I love it when people start off with “I don’t know anything about X, but what I do know is ….”
Here is an FT letter than annoyed me.
As a non-economist, I look to the FT for enlightenment as well as information …
Oh good. And on a thorny topic: foreign ownership of companies. Because we hate it but bringing up the barriers prevents competition and innovation flowing over borders. A tricky one. But no:
Does it not matter that Britain, unlike its neighbour France, is reduced to an industrial colony? Perhaps, with our tick-box education system that no longer tries to develop the ability to criticise, analyse and think independently, we are intended only to service the lower levels of foreign-owned industries and businesses. It should not surprise us if talented young people vote with their feet and leave the colony behind.
Oh. Even as a non-economist, the letter-writer is able to discern the full cause and distant effect of, um, equity ownership shifting from one bunch of capitalists to another. She has worked the WHOLE thing out.
Some facts. Young people flock TO the UK, including many French. We have a competitive manufacturing industry and world-leading services. We do not just do the ‘lower levels’ but participate in that grand division-of-labour by which activities move around the world according to skills and dispositions. Globalisation. And our education system still attracts a massive influx of foreign students.
Next non-expert: Muggle Janice Turner has read a book about finance:
Strangely, what I have learnt from my baby steps into financial waters is — aha! — I was right all along. My instincts, my natural suspicion of something for nothing, meant that I’d have spotted this would all go tits-up. Dubai’s new money always looked funny to me, as did Ireland’s. I was long concerned about young people maxing out credit cards; indeed, when invited to Downing Street three years ago, I ranted about personal debt to a startled Gordon Brown.
So it turns out she didn’t need to read anything. That ‘you don’t get something for nothing’ feeling would have done the trick.
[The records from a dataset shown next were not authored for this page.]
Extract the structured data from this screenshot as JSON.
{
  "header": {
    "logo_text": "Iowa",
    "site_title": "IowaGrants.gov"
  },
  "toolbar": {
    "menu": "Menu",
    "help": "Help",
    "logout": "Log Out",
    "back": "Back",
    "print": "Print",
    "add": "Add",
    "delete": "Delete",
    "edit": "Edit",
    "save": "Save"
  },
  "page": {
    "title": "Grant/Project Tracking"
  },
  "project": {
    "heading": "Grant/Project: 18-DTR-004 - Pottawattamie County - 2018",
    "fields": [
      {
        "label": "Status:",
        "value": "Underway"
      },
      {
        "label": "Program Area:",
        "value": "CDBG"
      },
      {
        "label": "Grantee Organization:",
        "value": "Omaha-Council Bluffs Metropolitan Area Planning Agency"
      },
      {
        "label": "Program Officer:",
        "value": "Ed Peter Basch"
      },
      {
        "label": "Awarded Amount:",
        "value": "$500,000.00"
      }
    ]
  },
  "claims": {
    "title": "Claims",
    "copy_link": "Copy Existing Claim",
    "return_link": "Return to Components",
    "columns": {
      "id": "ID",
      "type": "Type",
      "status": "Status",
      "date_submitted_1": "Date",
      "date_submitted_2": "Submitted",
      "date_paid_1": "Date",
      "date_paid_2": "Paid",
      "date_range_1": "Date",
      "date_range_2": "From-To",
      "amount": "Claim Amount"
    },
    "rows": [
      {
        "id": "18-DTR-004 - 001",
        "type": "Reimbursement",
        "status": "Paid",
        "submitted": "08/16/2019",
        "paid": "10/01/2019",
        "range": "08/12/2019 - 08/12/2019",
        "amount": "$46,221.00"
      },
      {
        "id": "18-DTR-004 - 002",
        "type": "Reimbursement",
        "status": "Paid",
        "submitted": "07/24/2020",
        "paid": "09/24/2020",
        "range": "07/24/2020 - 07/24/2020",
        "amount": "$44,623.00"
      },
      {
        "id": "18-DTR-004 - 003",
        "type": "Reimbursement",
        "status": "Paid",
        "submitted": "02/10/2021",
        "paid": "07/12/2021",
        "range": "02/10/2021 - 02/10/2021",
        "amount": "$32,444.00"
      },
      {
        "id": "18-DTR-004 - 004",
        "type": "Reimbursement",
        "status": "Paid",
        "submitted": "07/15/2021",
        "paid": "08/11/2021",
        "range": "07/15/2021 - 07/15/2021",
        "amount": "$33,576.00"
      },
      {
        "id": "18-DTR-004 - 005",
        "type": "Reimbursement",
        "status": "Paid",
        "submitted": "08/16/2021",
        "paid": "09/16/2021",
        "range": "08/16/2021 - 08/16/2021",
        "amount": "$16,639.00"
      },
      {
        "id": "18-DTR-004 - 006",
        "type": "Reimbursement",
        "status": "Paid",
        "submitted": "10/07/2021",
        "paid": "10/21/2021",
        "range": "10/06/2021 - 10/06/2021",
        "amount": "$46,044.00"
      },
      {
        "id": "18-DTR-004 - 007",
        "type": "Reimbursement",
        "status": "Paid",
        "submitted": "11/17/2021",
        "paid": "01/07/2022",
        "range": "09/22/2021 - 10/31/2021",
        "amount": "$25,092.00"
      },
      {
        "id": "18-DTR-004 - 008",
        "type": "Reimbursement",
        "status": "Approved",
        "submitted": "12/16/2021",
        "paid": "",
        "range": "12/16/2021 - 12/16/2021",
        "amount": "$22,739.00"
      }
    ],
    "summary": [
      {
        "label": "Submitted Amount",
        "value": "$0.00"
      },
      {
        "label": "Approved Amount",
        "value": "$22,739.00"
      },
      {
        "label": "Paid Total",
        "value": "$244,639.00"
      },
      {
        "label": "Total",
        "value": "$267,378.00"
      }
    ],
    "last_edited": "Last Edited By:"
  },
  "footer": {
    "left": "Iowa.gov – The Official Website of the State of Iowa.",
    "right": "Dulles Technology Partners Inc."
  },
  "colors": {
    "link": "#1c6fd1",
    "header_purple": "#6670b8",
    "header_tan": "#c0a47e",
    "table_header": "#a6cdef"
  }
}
I disagree. Every great endeavour of the past 200 years has needed that magic levitation that capitalism seems to achieve; of building it and then the capital coming. How were railways built? Amazon? The Empire State Building? The Second World War? 90% of the houses in this country? Mortgages, debt, finance, bringing forward the spending/investment and trusting the thing itself to pay it back. Yes, it seems weird, outrageous even, but it works.
At every stage of every expansion there have been people calling its end 5, 10 years too early. Even the great Krugman apparently has called eight of the last three recessions. Roubini saw it coming – but in 2003, his calls would have cost you a lot of money. Roger Bootle was calling the housing crash from 2003 as well. The instinctive ‘feeling’ of “this debt-fuelled asset strength and ongoing prosperity will have to end soon” is an ever-present.
Janice Turner is assuming something bad: that it is obvious, that it could have all be predicted ‘, and that all the knowledge (which she gained in a weekend) was some sort of dressing up conartist obfuscation. The only point to which is to inform the righteous anger of the journalist. I don’t think systemic crises work like that. They occur when everyone thinks they are doing the right thing, but the sum of what they are doing adds up to instability.
Those sums are actually quite difficult: popping the bubble in housing in 2003 (when prices were 25% lower than now), precipitating a recession, would have been a dreadful mistake, ruining the lives of many people to no good end.
I think there is still a lot to learn.